# WORK INSTRUCTIONS:
Each record below should be returned exactly, with its pictures left out.

START SOURCE MATERIAL

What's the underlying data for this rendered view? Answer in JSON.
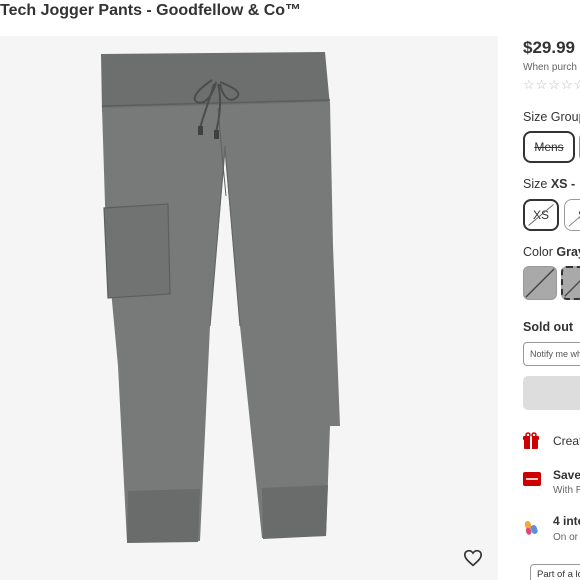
{
  "product": {
    "title": "Tech Jogger Pants - Goodfellow & Co™"
  },
  "icons": {
    "favorite": "heart-outline-icon",
    "circle_offer": "gift-bullseye-icon",
    "redcard": "redcard-icon",
    "installments": "pay-in-4-icon"
  },
  "pricing": {
    "price": "$29.99",
    "when_purchased": "When purch",
    "rating_stars": "☆☆☆☆☆"
  },
  "size_group": {
    "label": "Size Group",
    "options": [
      {
        "label": "Mens",
        "selected": true,
        "unavailable": true
      },
      {
        "label": "",
        "selected": false,
        "unavailable": false
      }
    ]
  },
  "size": {
    "label": "Size",
    "value": "XS - ",
    "options": [
      {
        "label": "XS",
        "selected": true,
        "unavailable": true
      },
      {
        "label": "S",
        "selected": false,
        "unavailable": true
      }
    ]
  },
  "color": {
    "label": "Color",
    "value": "Gray",
    "hex": "#a9a9a9",
    "accent_hex": "#333333"
  },
  "stock": {
    "status": "Sold out",
    "notify_label": "Notify me wh"
  },
  "promos": [
    {
      "title": "Creat",
      "subtitle": ""
    },
    {
      "title": "Save",
      "subtitle": "With R"
    },
    {
      "title": "4 inte",
      "subtitle": "On or"
    }
  ],
  "footer": {
    "label": "Part of a lo"
  }
}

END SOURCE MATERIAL

# SOLUTION:
What's the underlying data for this rendered view? Answer in JSON.
{
  "product": {
    "title": "Tech Jogger Pants - Goodfellow & Co™"
  },
  "icons": {
    "favorite": "heart-outline-icon",
    "circle_offer": "gift-bullseye-icon",
    "redcard": "redcard-icon",
    "installments": "pay-in-4-icon"
  },
  "pricing": {
    "price": "$29.99",
    "when_purchased": "When purch",
    "rating_stars": "☆☆☆☆☆"
  },
  "size_group": {
    "label": "Size Group",
    "options": [
      {
        "label": "Mens",
        "selected": true,
        "unavailable": true
      },
      {
        "label": "",
        "selected": false,
        "unavailable": false
      }
    ]
  },
  "size": {
    "label": "Size",
    "value": "XS - ",
    "options": [
      {
        "label": "XS",
        "selected": true,
        "unavailable": true
      },
      {
        "label": "S",
        "selected": false,
        "unavailable": true
      }
    ]
  },
  "color": {
    "label": "Color",
    "value": "Gray",
    "hex": "#a9a9a9",
    "accent_hex": "#333333"
  },
  "stock": {
    "status": "Sold out",
    "notify_label": "Notify me wh"
  },
  "promos": [
    {
      "title": "Creat",
      "subtitle": ""
    },
    {
      "title": "Save",
      "subtitle": "With R"
    },
    {
      "title": "4 inte",
      "subtitle": "On or"
    }
  ],
  "footer": {
    "label": "Part of a lo"
  }
}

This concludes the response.